Exercise details: Copy the data that follows, character for character, minus the pictures.

(Element data from apps and pages)
*****

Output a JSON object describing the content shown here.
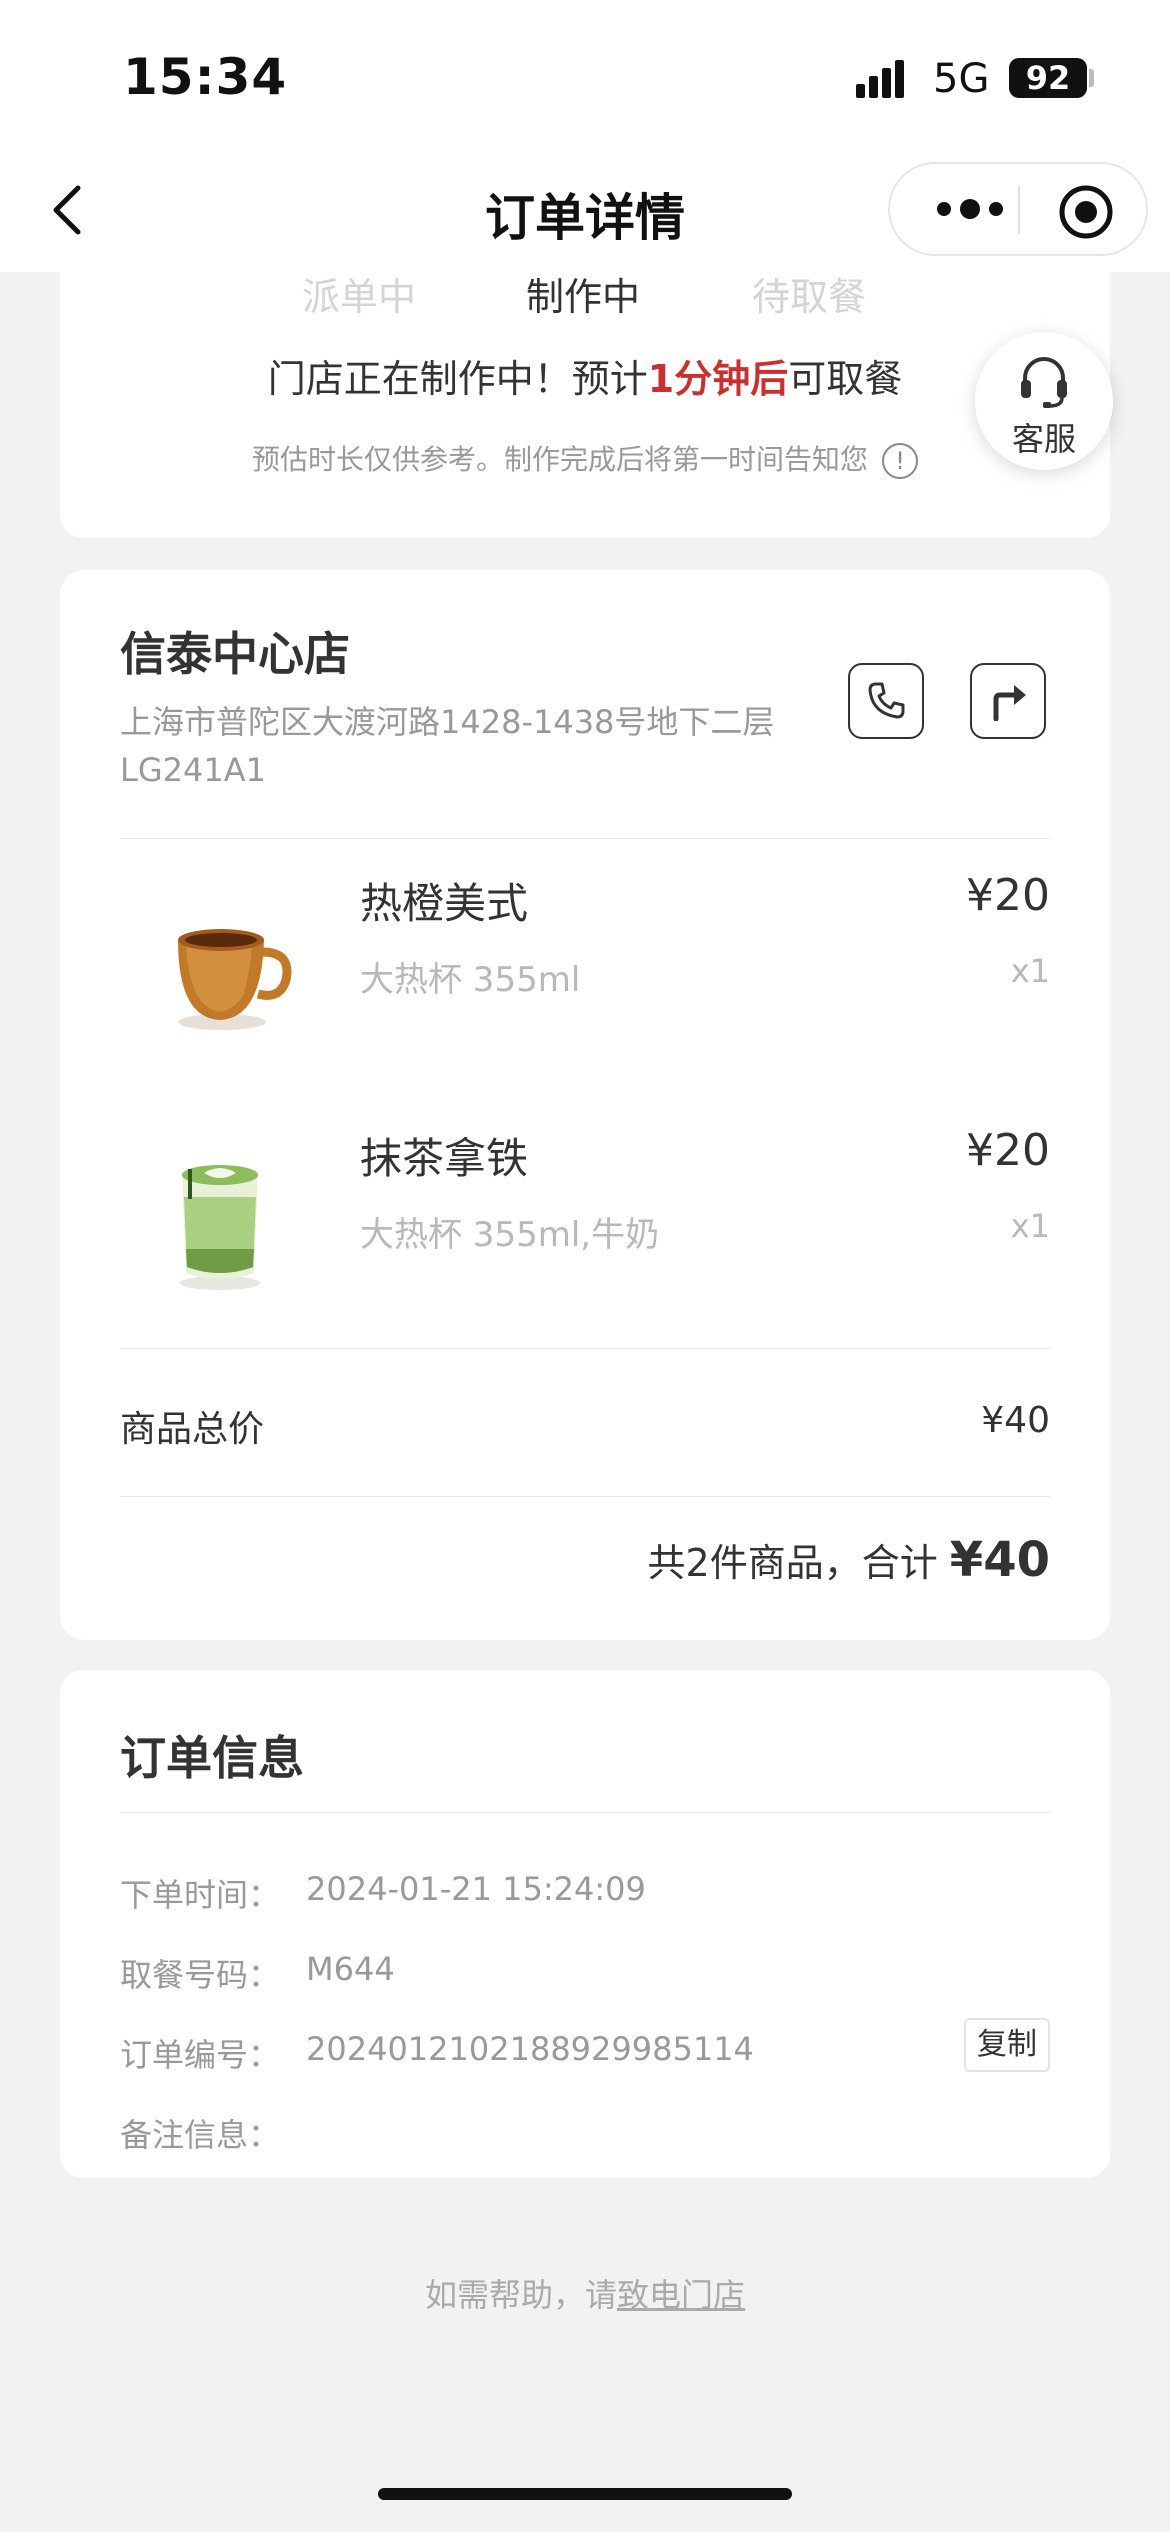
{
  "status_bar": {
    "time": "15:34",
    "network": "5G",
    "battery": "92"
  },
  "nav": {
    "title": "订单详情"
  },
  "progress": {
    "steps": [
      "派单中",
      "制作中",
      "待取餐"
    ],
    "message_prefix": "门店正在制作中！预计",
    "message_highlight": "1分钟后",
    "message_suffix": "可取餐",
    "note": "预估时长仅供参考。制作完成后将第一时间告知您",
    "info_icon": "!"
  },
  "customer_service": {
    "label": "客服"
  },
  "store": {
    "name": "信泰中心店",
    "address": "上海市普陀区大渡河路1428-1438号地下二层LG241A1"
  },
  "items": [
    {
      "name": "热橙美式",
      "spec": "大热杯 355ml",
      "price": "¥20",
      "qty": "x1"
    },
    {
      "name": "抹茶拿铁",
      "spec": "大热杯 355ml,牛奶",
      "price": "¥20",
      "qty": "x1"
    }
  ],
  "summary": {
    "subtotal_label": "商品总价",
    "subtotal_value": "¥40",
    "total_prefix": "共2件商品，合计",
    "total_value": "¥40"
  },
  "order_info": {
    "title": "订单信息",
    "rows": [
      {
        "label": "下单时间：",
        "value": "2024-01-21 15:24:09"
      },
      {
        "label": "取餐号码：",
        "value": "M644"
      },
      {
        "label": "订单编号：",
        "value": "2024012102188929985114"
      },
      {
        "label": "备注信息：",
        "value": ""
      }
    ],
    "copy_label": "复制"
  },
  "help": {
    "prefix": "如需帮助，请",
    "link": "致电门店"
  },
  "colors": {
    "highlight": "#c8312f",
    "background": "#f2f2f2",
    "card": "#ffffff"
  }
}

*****

Exercise result:
Output a JSON object describing the content shown here.
{
  "status_bar": {
    "time": "15:34",
    "network": "5G",
    "battery": "92"
  },
  "nav": {
    "title": "订单详情"
  },
  "progress": {
    "steps": [
      "派单中",
      "制作中",
      "待取餐"
    ],
    "message_prefix": "门店正在制作中！预计",
    "message_highlight": "1分钟后",
    "message_suffix": "可取餐",
    "note": "预估时长仅供参考。制作完成后将第一时间告知您",
    "info_icon": "!"
  },
  "customer_service": {
    "label": "客服"
  },
  "store": {
    "name": "信泰中心店",
    "address": "上海市普陀区大渡河路1428-1438号地下二层LG241A1"
  },
  "items": [
    {
      "name": "热橙美式",
      "spec": "大热杯 355ml",
      "price": "¥20",
      "qty": "x1"
    },
    {
      "name": "抹茶拿铁",
      "spec": "大热杯 355ml,牛奶",
      "price": "¥20",
      "qty": "x1"
    }
  ],
  "summary": {
    "subtotal_label": "商品总价",
    "subtotal_value": "¥40",
    "total_prefix": "共2件商品，合计",
    "total_value": "¥40"
  },
  "order_info": {
    "title": "订单信息",
    "rows": [
      {
        "label": "下单时间：",
        "value": "2024-01-21 15:24:09"
      },
      {
        "label": "取餐号码：",
        "value": "M644"
      },
      {
        "label": "订单编号：",
        "value": "2024012102188929985114"
      },
      {
        "label": "备注信息：",
        "value": ""
      }
    ],
    "copy_label": "复制"
  },
  "help": {
    "prefix": "如需帮助，请",
    "link": "致电门店"
  },
  "colors": {
    "highlight": "#c8312f",
    "background": "#f2f2f2",
    "card": "#ffffff"
  }
}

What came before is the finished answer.